Reference 1. Nagham, A. A., The use of Local Sawdust as an Adsorbent for the Removal of Copper Ion from Wastewater using Fixed Bed Adsorption, Eng. & Tech. J., 28 (2),(2010) 859-860. 2. Hani, H., The analysis of inorganic and organic pollutants in soil with special regard to their bioavailability, In. J. Environ. Anal. Chem. 39 (2) (1990) 197–208. 3. Lenntech, B. V,. Rotterdamseweg, The Netherlands, Sources of Heavy Metals, (1998-2011). 4. Wag, X. J., Liang, X., Wang, y., Lui, M., Wang, X., Xia, S. Q., Zhao, J. F., Yin, D. Q., Zhang, Y. L., Adsorption of Copper (II) onto sewage sludge-derived materials Via microwave irradiation, J. Hazard. Mater. 192 (3) (2011) 1226-1223. 5. Krishna G. Battacharyya, S. S. Gupta, Pb(II) uptake by kaolinite and montmorillonite in aqueous medium influence of acid activation of the clays, Colloids surfaces A, 277 (1) (2006) 191-200. 6. Ali, I., Hamed, M., Mohamed S. E., Assessment and utilization of some Egyptian clay deposits for producing lightweight concrete, Int. J. Mater. Sci. App., 3(3) (2014) 79-83. 7. Vengris, A., Binkiene, T., Sveikauskaite, R., Nickel, Copper, and Zinc removal from waste water by a modified clay sorbent, Appl. Clay Sci. 18. (2001) 183–190. 8. WANG, C., LI, J., WANG, L., SUN, X., and HUANG, J., Adsorption of Dye from Wastewater by Zeolites Synthesized from Fly Ash: Kinetic and Equilibrium Studies, Chinese J. Chem. Eng., 17(3) (2009) 513-521.

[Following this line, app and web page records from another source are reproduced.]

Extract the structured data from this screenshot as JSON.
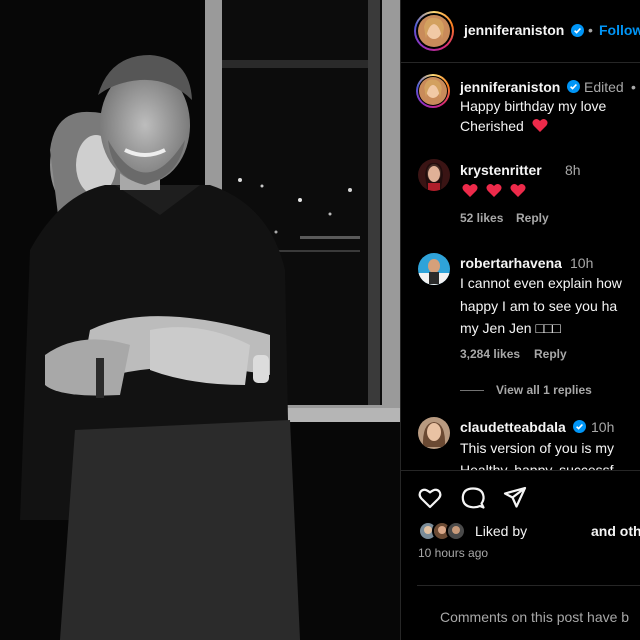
{
  "header": {
    "username": "jenniferaniston",
    "separator": "•",
    "follow_label": "Follow"
  },
  "caption": {
    "username": "jenniferaniston",
    "status": "Edited",
    "separator": "•",
    "lines": [
      "Happy birthday my love",
      "Cherished"
    ]
  },
  "comments": [
    {
      "username": "krystenritter",
      "time": "8h",
      "likes": "52 likes",
      "reply_label": "Reply"
    },
    {
      "username": "robertarhavena",
      "time": "10h",
      "lines": [
        "I cannot even explain how",
        "happy I am to see you ha",
        "my Jen Jen □□□"
      ],
      "likes": "3,284 likes",
      "reply_label": "Reply",
      "view_replies": "View all 1 replies"
    },
    {
      "username": "claudetteabdala",
      "time": "10h",
      "lines": [
        "This version of you is my",
        "Healthy, happy, successf"
      ]
    }
  ],
  "engagement": {
    "liked_by_label": "Liked by",
    "and_others": "and oth",
    "timestamp": "10 hours ago",
    "comments_disabled": "Comments on this post have b"
  },
  "icons": {
    "like": "heart-outline-icon",
    "comment": "comment-bubble-icon",
    "share": "paper-plane-icon",
    "verified": "verified-badge-icon",
    "heart_emoji": "red-heart-emoji"
  },
  "colors": {
    "accent": "#0095f6",
    "heart": "#ed2a4a",
    "text": "#f5f5f5",
    "muted": "#a8a8a8"
  }
}
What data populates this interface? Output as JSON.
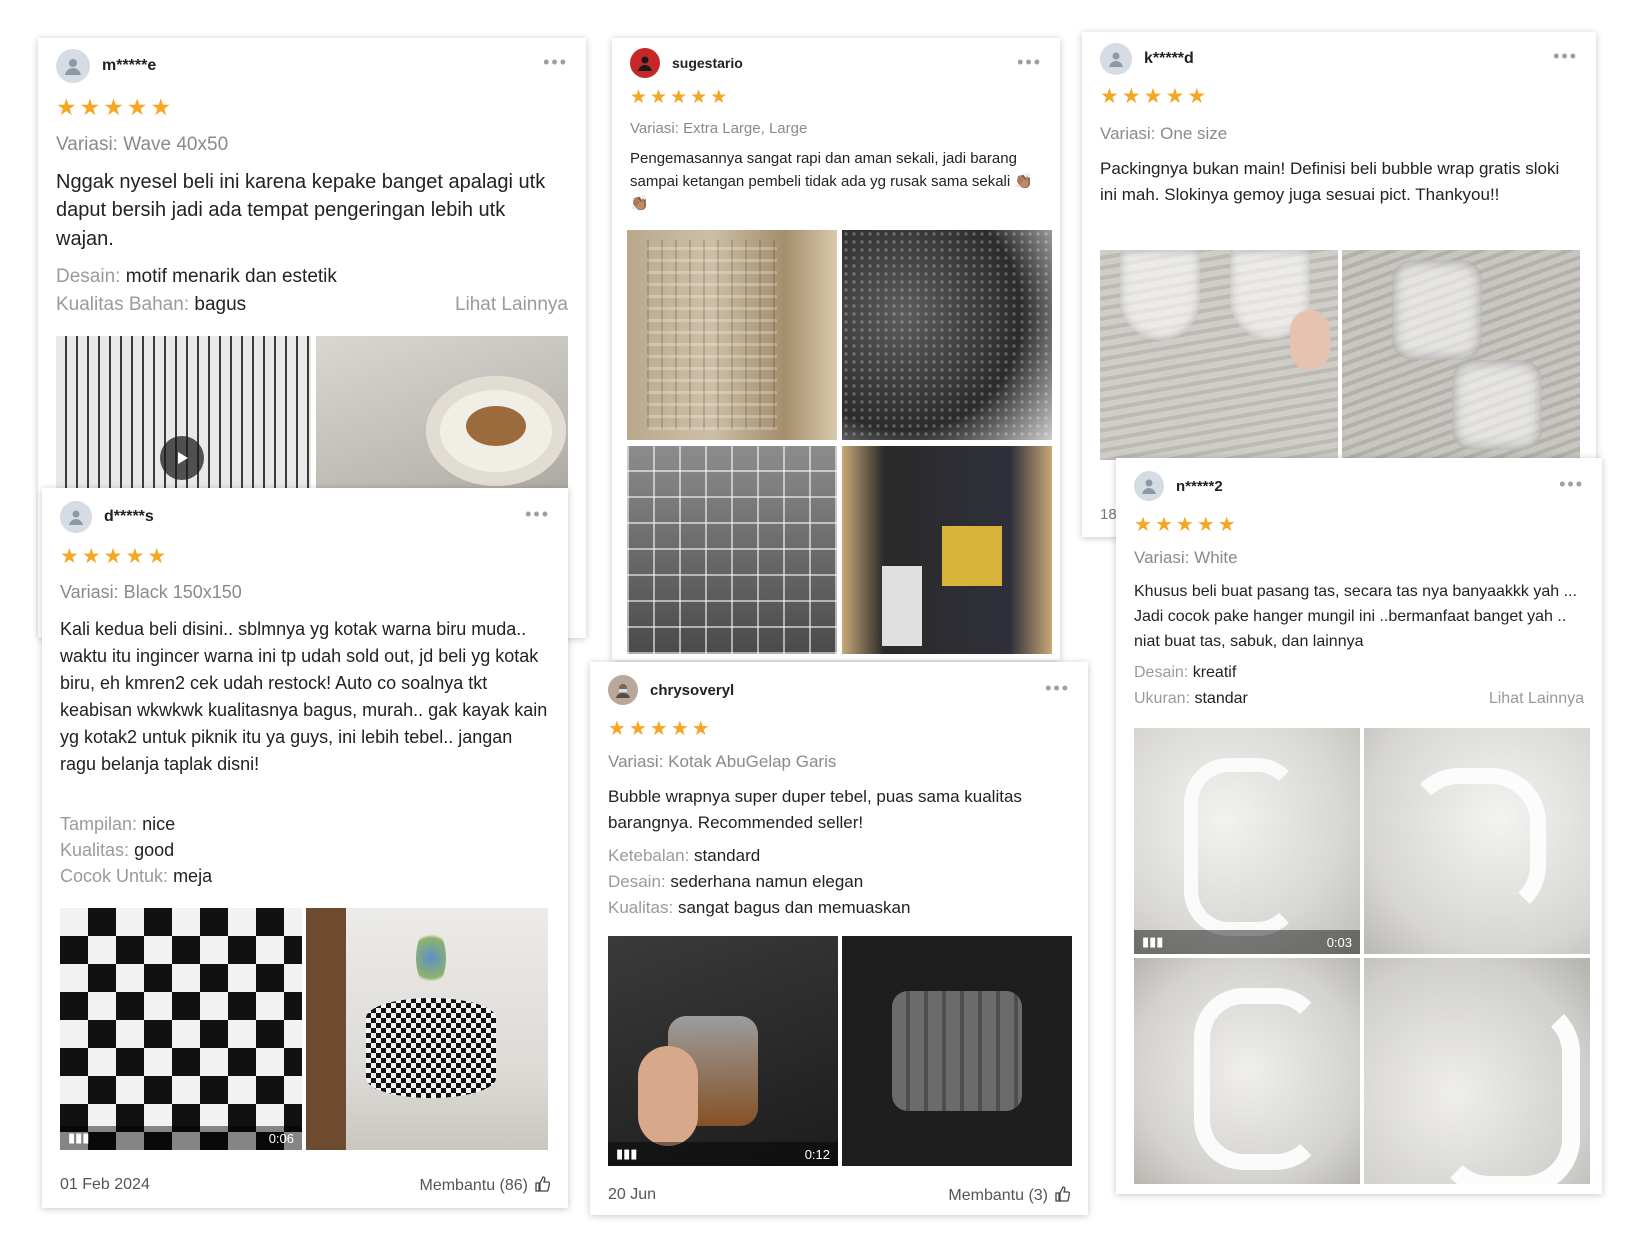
{
  "colors": {
    "star": "#f5a623",
    "muted": "#9a9a9a",
    "text": "#222222"
  },
  "icons": {
    "star": "★",
    "more": "•••"
  },
  "r1": {
    "user": "m*****e",
    "variasi": "Variasi: Wave 40x50",
    "text": "Nggak nyesel beli ini karena kepake banget apalagi utk daput bersih jadi ada tempat pengeringan lebih utk wajan.",
    "attrs": [
      {
        "k": "Desain:",
        "v": "motif menarik dan estetik"
      },
      {
        "k": "Kualitas Bahan:",
        "v": "bagus"
      }
    ],
    "lihat": "Lihat Lainnya"
  },
  "r2": {
    "user": "sugestario",
    "variasi": "Variasi: Extra Large, Large",
    "text": "Pengemasannya sangat rapi dan aman sekali, jadi barang sampai ketangan pembeli tidak ada yg rusak sama sekali 👏🏽👏🏽"
  },
  "r3": {
    "user": "k*****d",
    "variasi": "Variasi: One size",
    "text": "Packingnya bukan main! Definisi beli bubble wrap gratis sloki ini mah. Slokinya gemoy juga sesuai pict. Thankyou!!",
    "partial": "18"
  },
  "r4": {
    "user": "d*****s",
    "variasi": "Variasi: Black 150x150",
    "text": "Kali kedua beli disini.. sblmnya yg kotak warna biru muda..\nwaktu itu ingincer warna ini tp udah sold out, jd beli yg kotak biru, eh kmren2 cek udah restock! Auto co soalnya tkt keabisan wkwkwk kualitasnya bagus, murah.. gak kayak kain yg kotak2 untuk piknik itu ya guys, ini lebih tebel.. jangan ragu belanja taplak disni!",
    "attrs": [
      {
        "k": "Tampilan:",
        "v": "nice"
      },
      {
        "k": "Kualitas:",
        "v": "good"
      },
      {
        "k": "Cocok Untuk:",
        "v": "meja"
      }
    ],
    "video_time": "0:06",
    "date": "01 Feb 2024",
    "helpful": "Membantu (86)"
  },
  "r5": {
    "user": "chrysoveryl",
    "variasi": "Variasi: Kotak AbuGelap Garis",
    "text": "Bubble wrapnya super duper tebel, puas sama kualitas barangnya. Recommended seller!",
    "attrs": [
      {
        "k": "Ketebalan:",
        "v": "standard"
      },
      {
        "k": "Desain:",
        "v": "sederhana namun elegan"
      },
      {
        "k": "Kualitas:",
        "v": "sangat bagus dan memuaskan"
      }
    ],
    "video_time": "0:12",
    "date": "20 Jun",
    "helpful": "Membantu (3)"
  },
  "r6": {
    "user": "n*****2",
    "variasi": "Variasi: White",
    "text": "Khusus beli buat pasang tas, secara tas nya banyaakkk yah ... Jadi cocok pake hanger mungil ini ..bermanfaat banget yah .. niat buat tas, sabuk, dan lainnya",
    "attrs": [
      {
        "k": "Desain:",
        "v": "kreatif"
      },
      {
        "k": "Ukuran:",
        "v": "standar"
      }
    ],
    "lihat": "Lihat Lainnya",
    "video_time": "0:03"
  }
}
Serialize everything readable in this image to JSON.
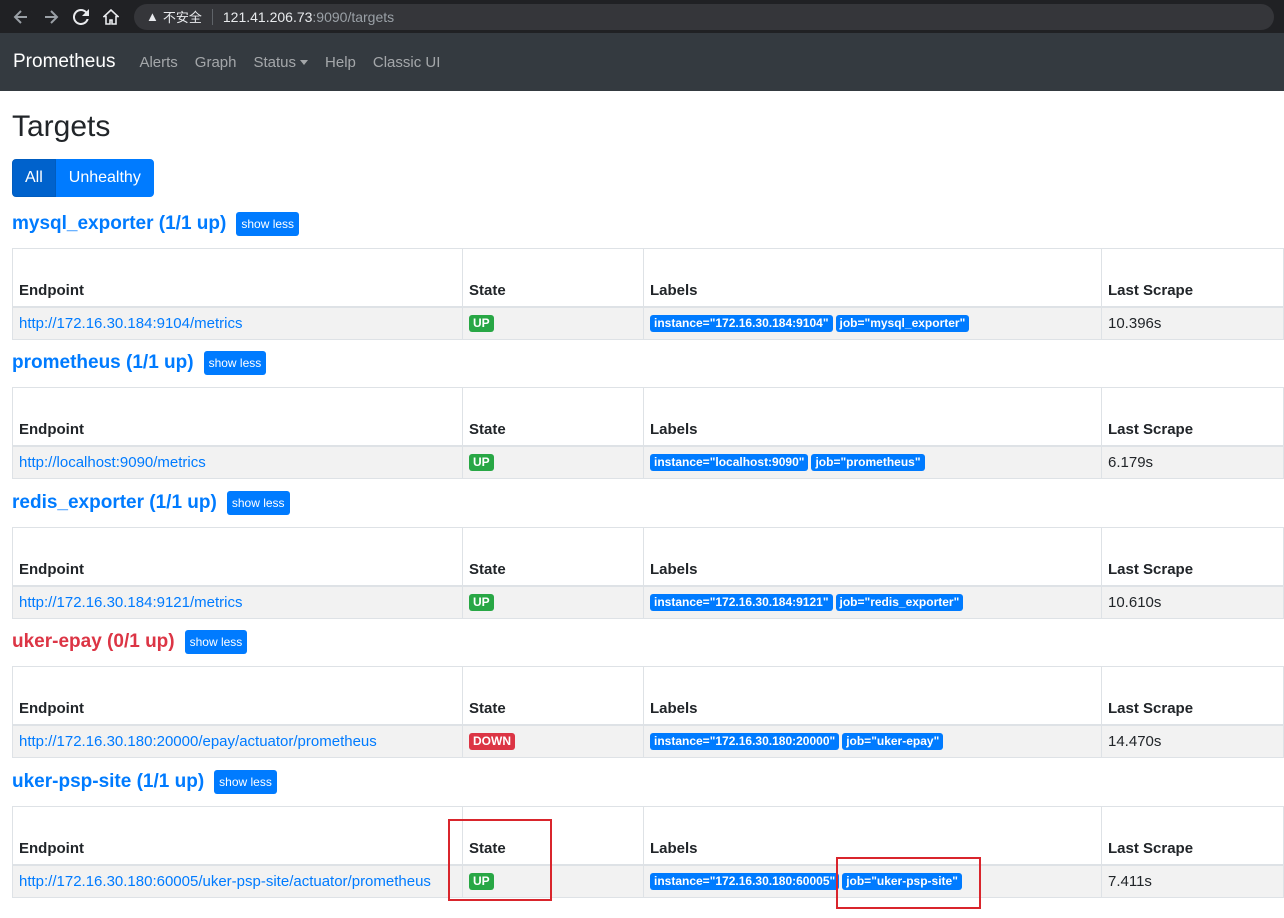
{
  "browser": {
    "insecure_label": "不安全",
    "url_host": "121.41.206.73",
    "url_path": ":9090/targets"
  },
  "navbar": {
    "brand": "Prometheus",
    "links": [
      "Alerts",
      "Graph",
      "Status",
      "Help",
      "Classic UI"
    ]
  },
  "page": {
    "title": "Targets",
    "filter_all": "All",
    "filter_unhealthy": "Unhealthy"
  },
  "columns": {
    "endpoint": "Endpoint",
    "state": "State",
    "labels": "Labels",
    "last_scrape": "Last Scrape"
  },
  "show_less": "show less",
  "jobs": [
    {
      "title": "mysql_exporter (1/1 up)",
      "healthy": true,
      "endpoint": "http://172.16.30.184:9104/metrics",
      "state": "UP",
      "labels": [
        "instance=\"172.16.30.184:9104\"",
        "job=\"mysql_exporter\""
      ],
      "last_scrape": "10.396s"
    },
    {
      "title": "prometheus (1/1 up)",
      "healthy": true,
      "endpoint": "http://localhost:9090/metrics",
      "state": "UP",
      "labels": [
        "instance=\"localhost:9090\"",
        "job=\"prometheus\""
      ],
      "last_scrape": "6.179s"
    },
    {
      "title": "redis_exporter (1/1 up)",
      "healthy": true,
      "endpoint": "http://172.16.30.184:9121/metrics",
      "state": "UP",
      "labels": [
        "instance=\"172.16.30.184:9121\"",
        "job=\"redis_exporter\""
      ],
      "last_scrape": "10.610s"
    },
    {
      "title": "uker-epay (0/1 up)",
      "healthy": false,
      "endpoint": "http://172.16.30.180:20000/epay/actuator/prometheus",
      "state": "DOWN",
      "labels": [
        "instance=\"172.16.30.180:20000\"",
        "job=\"uker-epay\""
      ],
      "last_scrape": "14.470s"
    },
    {
      "title": "uker-psp-site (1/1 up)",
      "healthy": true,
      "endpoint": "http://172.16.30.180:60005/uker-psp-site/actuator/prometheus",
      "state": "UP",
      "labels": [
        "instance=\"172.16.30.180:60005\"",
        "job=\"uker-psp-site\""
      ],
      "last_scrape": "7.411s"
    }
  ],
  "colors": {
    "primary": "#007bff",
    "up": "#28a745",
    "down": "#dc3545",
    "navbar": "#343a40",
    "annotation": "#d9252c"
  }
}
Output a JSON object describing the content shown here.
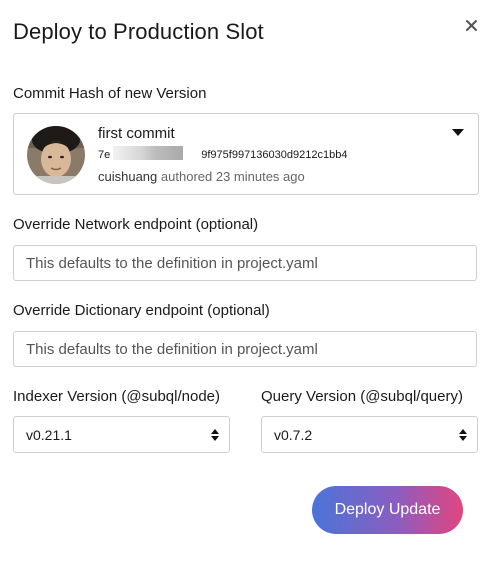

Langmuir I., Adsorption of gases on plain surface of glass, mica and platinum, J. Am. Chem. Soc., 40 (9), (1918) 1361-1403. Namasivayam, C., Jeyakumar, R., Yamuna, R.T., Dye removal from waste-water by adsorption on waste Fe(III)/Cr(III) hydroxide, Waste. Manage. 14 (7), (1994) 643-648. Namasivayam, C., Yamuna, R.T., Jayanthi, J., Removal of methylene blue from wastewater by adsorption on cellulosic waste, orange peel, Cell. Chem. Technol., 37 (7), (2003) 333-339. Hameed, B. H.., Din, A. T. M., and Ahmad, A. L., Adsorption of methylene blue onto bamboo-based activated carbon: kinetics and equilibrium studies, J. Hazard. Mater.,. 141. 3, (2007) 819–825. Mulu B. D., Batch Sorption Experiments: Langmuir and Freundlich Isotherm Studies for the Adsorption of Textile Metal Ions onto Teff Straw (Eragrostis tef) Agricultural Waste, J. Thermodyn., 2013, 375830, (2013). Hamza A. H., Muataz A. A., and Tahar L., Removal of Phenol by Carbon Nanotubes and Activated Carbon - A Comparative analysis, Sixteenth International Water Technology Conference, IWTC 16, Istanbul, Turkey 1(2012). Zahir H. A., and Mohamed, S. K. M.,, Removal of heavy metals from wastewater using low cost adsorbents, Scholars Research Library. Arch. Appl. Sci. Res., 6 (6) (2014) 52-54. Kuriawan, T. A., Chan, G. Y. S., Lo, W. H., and Babel, S., Physico-chemical treatment techniques for wastewater laden with heavy metals, J. Chem. Eng. 118 (2006) 83-98. Alhawas, M., Alwabel, M., Ghoneim, A., Alfarraj, A., and Sallam, A., Removal of nickel from aqueous solution by low cost clay adsorbents, Proc. Int. Acad. Ecol. Environ. Sci., 3 (2013) 160-169. Joseph B., Justin S. R., Edwin T. B., Sankarganesh, P., Jeevitha, M. V., Ajisha, S. U., Rajan, S., Toxic effect of heavy metals on aquatic environment, Int. J. Biol. Chem. Sci. 4(4) (2010) 939-952, ISSN 1991-8631. Rashmi, V., and Pratima D., (2013). ‟Heavy metal water pollution- A case studyˮ, Rec. Res. Sci. Technol., 5(5) 98-99 ISSN: 2076-5061.